*Action item*: Count every line in the following entries where the word "logged" appears. Give the count alone.

*Data section*:
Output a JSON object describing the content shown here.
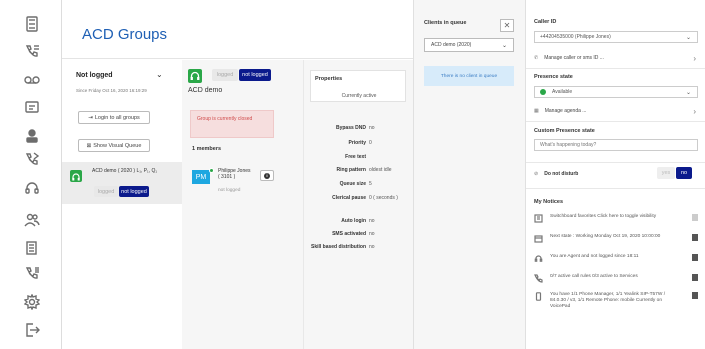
{
  "groups": {
    "title": "ACD Groups",
    "status_label": "Not logged",
    "since": "Since Friday Oct 16, 2020 16:19:29",
    "login_all_btn": "Login to all groups",
    "show_queue_btn": "Show Visual Queue",
    "group_name": "ACD demo ( 2020 ) L₁, P₁, Q₁",
    "group_logged": "logged",
    "group_not_logged": "not logged"
  },
  "detail": {
    "logged": "logged",
    "not_logged": "not logged",
    "name": "ACD demo",
    "closed_text": "Group is currently closed",
    "members_label": "1 members",
    "member_initials": "PM",
    "member_name": "Philippe Jones ( 3101 )",
    "member_status": "not logged"
  },
  "properties": {
    "title": "Properties",
    "status": "Currently active",
    "rows": [
      {
        "k": "Bypass DND",
        "v": "no"
      },
      {
        "k": "Priority",
        "v": "0"
      },
      {
        "k": "Free text",
        "v": ""
      },
      {
        "k": "Ring pattern",
        "v": "oldest idle"
      },
      {
        "k": "Queue size",
        "v": "5"
      },
      {
        "k": "Clerical pause",
        "v": "0 ( seconds )"
      },
      {
        "k": "Auto login",
        "v": "no"
      },
      {
        "k": "SMS activated",
        "v": "no"
      },
      {
        "k": "Skill based distribution",
        "v": "no"
      }
    ]
  },
  "queue": {
    "title": "Clients in queue",
    "select": "ACD demo (2020)",
    "empty": "There is no client in queue"
  },
  "right": {
    "caller_id_title": "Caller ID",
    "caller_id_value": "+44204535000 (Philippe Jones)",
    "manage_caller": "Manage caller or sms ID ...",
    "presence_title": "Presence state",
    "presence_value": "Available",
    "manage_agenda": "Manage agenda ...",
    "custom_presence_title": "Custom Presence state",
    "custom_presence_placeholder": "What's happening today?",
    "dnd_label": "Do not disturb",
    "dnd_yes": "yes",
    "dnd_no": "no",
    "notices_title": "My Notices",
    "notices": [
      {
        "icon": "favorites-icon",
        "text": "Switchboard favorites Click here to toggle visibility"
      },
      {
        "icon": "calendar-icon",
        "text": "Next state : Working Monday Oct 19, 2020 10:00:00"
      },
      {
        "icon": "headset-icon",
        "text": "You are Agent and not logged since 18:11"
      },
      {
        "icon": "call-rules-icon",
        "text": "0/7 active call rules 0/3 active to Services"
      },
      {
        "icon": "phone-icon",
        "text": "You have 1/1 Phone Manager, 1/1 Yealink SIP-T57W / 84.0.30 / v3, 1/1 Remote Phone: mobile Currently on VoicePad"
      }
    ]
  },
  "colors": {
    "accent": "#1e5fb4",
    "dark_blue": "#0b1a8c",
    "green": "#2aa748",
    "pm_badge": "#1ea7e0"
  }
}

*Answer section*: 7